Task requirements —
Please restate every line below exactly, without any pictures.

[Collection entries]
*** Begin section ***
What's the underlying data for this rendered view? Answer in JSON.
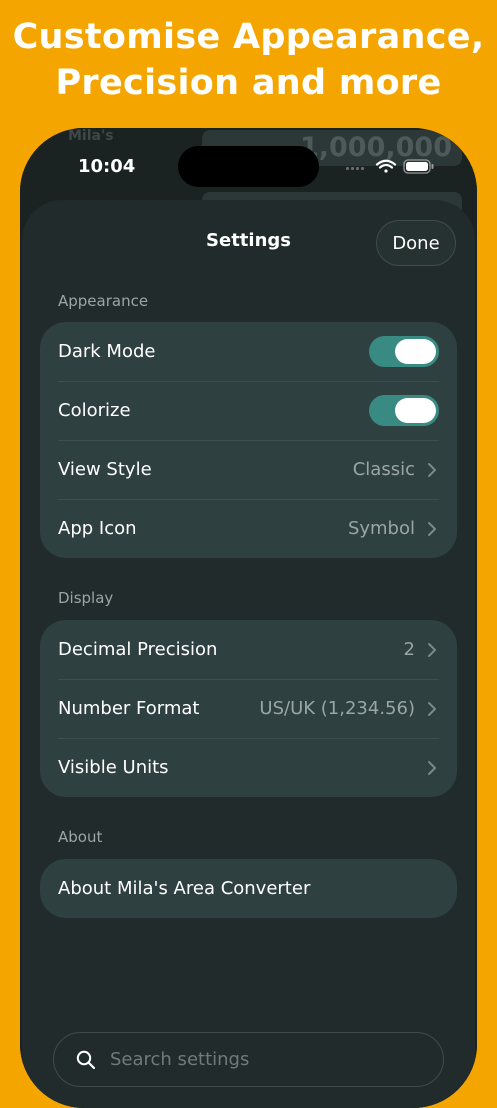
{
  "promo": {
    "line1": "Customise Appearance,",
    "line2": "Precision and more"
  },
  "background_app": {
    "label": "Mila's",
    "value": "1,000,000"
  },
  "status_bar": {
    "time": "10:04",
    "icons": [
      "cellular-icon",
      "wifi-icon",
      "battery-icon"
    ]
  },
  "header": {
    "title": "Settings",
    "done_label": "Done"
  },
  "appearance": {
    "section_label": "Appearance",
    "rows": [
      {
        "label": "Dark Mode",
        "toggle": true
      },
      {
        "label": "Colorize",
        "toggle": true
      },
      {
        "label": "View Style",
        "value": "Classic"
      },
      {
        "label": "App Icon",
        "value": "Symbol"
      }
    ]
  },
  "display": {
    "section_label": "Display",
    "rows": [
      {
        "label": "Decimal Precision",
        "value": "2"
      },
      {
        "label": "Number Format",
        "value": "US/UK (1,234.56)"
      },
      {
        "label": "Visible Units",
        "value": ""
      }
    ]
  },
  "about": {
    "section_label": "About",
    "rows": [
      {
        "label": "About Mila's Area Converter"
      }
    ]
  },
  "search": {
    "placeholder": "Search settings",
    "value": ""
  },
  "colors": {
    "background": "#F5A500",
    "sheet": "#212B2B",
    "group": "#2E4040",
    "toggle_on": "#3A8A84"
  }
}
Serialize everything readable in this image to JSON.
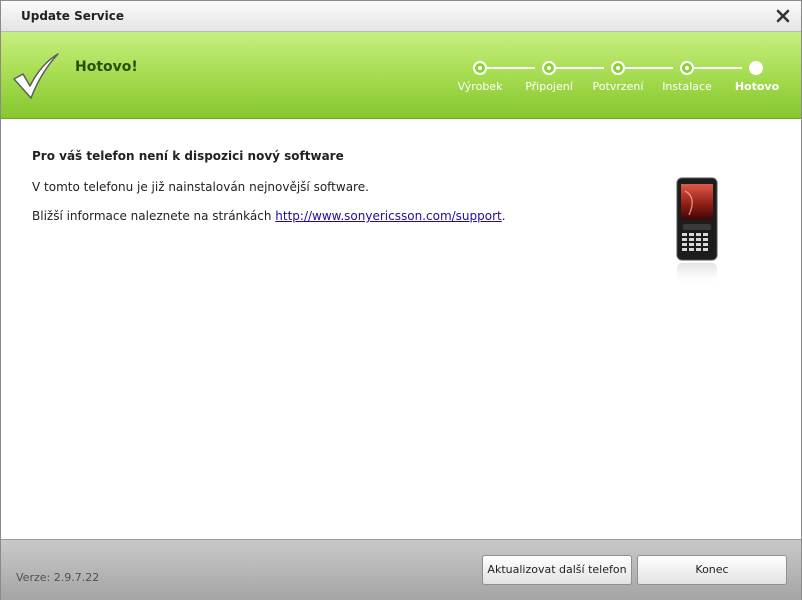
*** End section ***
Task response —
What's the underlying data for this rendered view? Answer in JSON.
{
  "promo": {
    "line1": "Customise Appearance,",
    "line2": "Precision and more"
  },
  "background_app": {
    "label": "Mila's",
    "value": "1,000,000"
  },
  "status_bar": {
    "time": "10:04",
    "icons": [
      "cellular-icon",
      "wifi-icon",
      "battery-icon"
    ]
  },
  "header": {
    "title": "Settings",
    "done_label": "Done"
  },
  "appearance": {
    "section_label": "Appearance",
    "rows": [
      {
        "label": "Dark Mode",
        "toggle": true
      },
      {
        "label": "Colorize",
        "toggle": true
      },
      {
        "label": "View Style",
        "value": "Classic"
      },
      {
        "label": "App Icon",
        "value": "Symbol"
      }
    ]
  },
  "display": {
    "section_label": "Display",
    "rows": [
      {
        "label": "Decimal Precision",
        "value": "2"
      },
      {
        "label": "Number Format",
        "value": "US/UK (1,234.56)"
      },
      {
        "label": "Visible Units",
        "value": ""
      }
    ]
  },
  "about": {
    "section_label": "About",
    "rows": [
      {
        "label": "About Mila's Area Converter"
      }
    ]
  },
  "search": {
    "placeholder": "Search settings",
    "value": ""
  },
  "colors": {
    "background": "#F5A500",
    "sheet": "#212B2B",
    "group": "#2E4040",
    "toggle_on": "#3A8A84"
  }
}
Serialize everything readable in this image to JSON.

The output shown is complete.